“Maybe – you know, there’s a lot of space on this continent. A lot of places that just never get paid attention to because our territories are specific and defined areas. Trade can’t take place except within territories, not across the way it could before.”
“Humans used to use cars to travel,” Steve murmured.
Tony sat up, excited because Steve was letting him talk instead of cutting him off or being dismissive. “Yeah, that won’t work anymore because no gas, right, no more oil coming in from overseas. But they traveled differently before – and they had electric stuff. Cars. Electric cars. If we get electricity up and running – I was in the middle of trying to implement a territory-wide energy initiative based off of reactor technology I had when I was human and just never got around to implementing because the board of my company didn’t see any real returns in it. If it works there – there’s no reason it wouldn’t work elsewhere. No more reliance on torches or generators. Hospital equipment can start working again. Everything can start working again, mostly. Anything on electricity, because it’s really easy for me to adapt electrical equipment to running off the reactor tech.”
“You’re proposing – what? You want to travel around and rebuild this? Implement this tech?” Steve asked.
He looked upset, lying there and looking up at Tony from the rumpled sheets, and just a little disheartened. Quickly, Tony made a cutting motion with his hand. “We all travel around. Chapels can – they can handle keeping the Chitauri out of their territory, they’ve done it before when their member of the Host was incapacitated or injured or just plain not there at the moment. But the other places, they’re lawless because no one’s there to put laws in place. They’re cut off. If we rebuild—”
“You want to rebuild the country.” Steve’s eyes were wide.
“Well. Yeah. That’s what this has always been about. Protecting humanity. Making them safe. This is just a… an extension of that.” Tony found himself fiddling with the sheet that was draped over his lap and forced his hands still. Ourael had told Tony to focus on the Chitauri, that his tech was distractions that he couldn’t afford, not while there was physical danger present. Before, Obadiah had pointed out that there were other things that needed to be done for humanity than the toys he built – shelter and food were most important, before all that extra stuff. He had also reiterated the importance of removing the physical danger, and the physical danger wasn’t gone, not just yet. Just because no more Chitauri could get into the human world now that the Tes’rae was shuttered and locked away from any type of sensing equipment didn’t mean that there weren’t still Chitauri wandering the wastes as well as the edges of the territories.
“So we all go around, what, building homes?” Steve asked, but he seemed excited. Tony licked his lips and shook his head.

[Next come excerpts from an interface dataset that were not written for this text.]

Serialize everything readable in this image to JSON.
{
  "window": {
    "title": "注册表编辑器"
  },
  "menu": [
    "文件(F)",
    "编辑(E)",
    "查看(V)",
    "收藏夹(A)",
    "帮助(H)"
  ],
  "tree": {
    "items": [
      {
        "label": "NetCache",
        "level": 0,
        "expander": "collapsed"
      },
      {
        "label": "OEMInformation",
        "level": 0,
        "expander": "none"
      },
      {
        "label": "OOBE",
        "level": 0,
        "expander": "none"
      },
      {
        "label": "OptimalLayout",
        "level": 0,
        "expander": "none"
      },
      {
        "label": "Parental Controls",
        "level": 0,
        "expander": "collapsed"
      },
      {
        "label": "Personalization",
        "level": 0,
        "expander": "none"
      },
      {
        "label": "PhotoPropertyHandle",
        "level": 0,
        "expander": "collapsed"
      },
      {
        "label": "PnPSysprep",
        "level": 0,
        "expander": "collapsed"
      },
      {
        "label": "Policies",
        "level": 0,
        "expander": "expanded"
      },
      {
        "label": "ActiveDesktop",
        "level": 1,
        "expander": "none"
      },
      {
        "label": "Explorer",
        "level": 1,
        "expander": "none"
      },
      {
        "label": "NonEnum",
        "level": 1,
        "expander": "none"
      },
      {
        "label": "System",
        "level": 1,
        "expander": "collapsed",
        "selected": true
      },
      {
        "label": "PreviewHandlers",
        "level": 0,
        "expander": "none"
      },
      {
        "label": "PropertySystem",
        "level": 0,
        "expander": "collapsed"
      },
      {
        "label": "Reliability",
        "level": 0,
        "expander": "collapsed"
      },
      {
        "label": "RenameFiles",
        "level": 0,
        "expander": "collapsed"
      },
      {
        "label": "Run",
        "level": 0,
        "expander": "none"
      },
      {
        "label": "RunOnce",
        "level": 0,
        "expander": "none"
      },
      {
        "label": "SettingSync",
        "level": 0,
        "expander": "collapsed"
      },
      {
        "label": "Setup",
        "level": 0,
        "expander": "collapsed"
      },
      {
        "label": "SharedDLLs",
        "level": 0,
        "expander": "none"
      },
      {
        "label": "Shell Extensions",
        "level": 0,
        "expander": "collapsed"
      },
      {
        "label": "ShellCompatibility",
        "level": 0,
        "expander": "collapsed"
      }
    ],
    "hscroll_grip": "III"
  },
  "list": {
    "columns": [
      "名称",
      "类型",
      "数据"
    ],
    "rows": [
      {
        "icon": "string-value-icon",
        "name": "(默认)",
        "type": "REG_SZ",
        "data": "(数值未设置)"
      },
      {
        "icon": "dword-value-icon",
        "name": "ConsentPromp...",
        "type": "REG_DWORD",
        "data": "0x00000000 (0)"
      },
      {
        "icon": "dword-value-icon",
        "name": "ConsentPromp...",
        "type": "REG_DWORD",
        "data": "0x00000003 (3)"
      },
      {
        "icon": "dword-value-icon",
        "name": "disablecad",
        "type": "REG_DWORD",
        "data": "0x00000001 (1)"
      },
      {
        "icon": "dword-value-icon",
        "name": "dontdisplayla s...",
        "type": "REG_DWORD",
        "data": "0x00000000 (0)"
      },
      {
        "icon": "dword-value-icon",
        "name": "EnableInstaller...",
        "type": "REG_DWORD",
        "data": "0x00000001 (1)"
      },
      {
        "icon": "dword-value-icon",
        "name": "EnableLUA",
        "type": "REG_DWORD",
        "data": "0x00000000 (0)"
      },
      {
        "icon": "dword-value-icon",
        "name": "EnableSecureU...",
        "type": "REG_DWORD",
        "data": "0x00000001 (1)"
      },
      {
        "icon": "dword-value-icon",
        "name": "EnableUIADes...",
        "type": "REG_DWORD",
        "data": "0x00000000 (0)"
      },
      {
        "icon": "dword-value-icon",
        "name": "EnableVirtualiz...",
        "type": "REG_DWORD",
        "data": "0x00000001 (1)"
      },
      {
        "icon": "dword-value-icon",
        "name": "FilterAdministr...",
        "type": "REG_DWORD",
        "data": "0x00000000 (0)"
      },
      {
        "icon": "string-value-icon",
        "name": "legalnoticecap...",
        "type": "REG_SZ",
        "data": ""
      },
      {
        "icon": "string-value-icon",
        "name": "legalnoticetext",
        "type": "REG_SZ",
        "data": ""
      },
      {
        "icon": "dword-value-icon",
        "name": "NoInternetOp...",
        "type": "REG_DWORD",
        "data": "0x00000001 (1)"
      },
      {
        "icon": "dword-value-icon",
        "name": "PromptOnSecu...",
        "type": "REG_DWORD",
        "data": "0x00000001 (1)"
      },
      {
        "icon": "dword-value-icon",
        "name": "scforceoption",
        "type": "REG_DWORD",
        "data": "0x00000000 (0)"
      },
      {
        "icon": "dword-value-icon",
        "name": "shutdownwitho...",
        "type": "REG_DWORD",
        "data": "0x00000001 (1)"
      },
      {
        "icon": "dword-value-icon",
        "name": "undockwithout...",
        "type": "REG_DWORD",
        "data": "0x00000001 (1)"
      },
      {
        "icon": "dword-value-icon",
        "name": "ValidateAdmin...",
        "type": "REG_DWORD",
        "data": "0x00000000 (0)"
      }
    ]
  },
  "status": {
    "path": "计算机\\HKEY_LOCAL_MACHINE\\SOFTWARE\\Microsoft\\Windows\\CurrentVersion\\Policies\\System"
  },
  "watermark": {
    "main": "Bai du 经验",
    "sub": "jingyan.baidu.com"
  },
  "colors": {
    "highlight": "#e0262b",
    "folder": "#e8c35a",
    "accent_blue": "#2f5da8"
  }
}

“Not – not homes,” he said slowly. “We build – laws. Communities. We find out what they have and work with it. Rebuild roads, first. Connect small towns to one another. Find Chitauri nests and exterminate them.”
“That could take years,” Steve said quietly. “The Supervisor might pull us out before then, since we’ve gotten rid of the immediate threat.”
Tony hitched one shoulder. “Still. We travel around. Roaming police force meant to mediate disputes, rebuild cities, and remove the pest problems. And we’ll meet up with one another sooner or later. Communicators on us, after all. You can train Pelael on the go. Razial and Sabrael can run into you guys often enough. And our Initiates can build small Chapels, train people on how to deal with Chitauri. How to recognize them. It’s not that difficult to build a detector for Chitauri presence. It just takes time.”
Steve sat up, the sheet falling down and baring him to the moonlight, and Tony did his best not to be distracted because hey, important conversation here—
Slowly, carefully, Steve kissed Tony as thoroughly as he could manage.
Tony blinked dazed eyes at Steve as he leaned back. “So is that a yes?”
“That’s a hell yes, Tony,” Steve chuckled, pulling Tony back and kissing him again.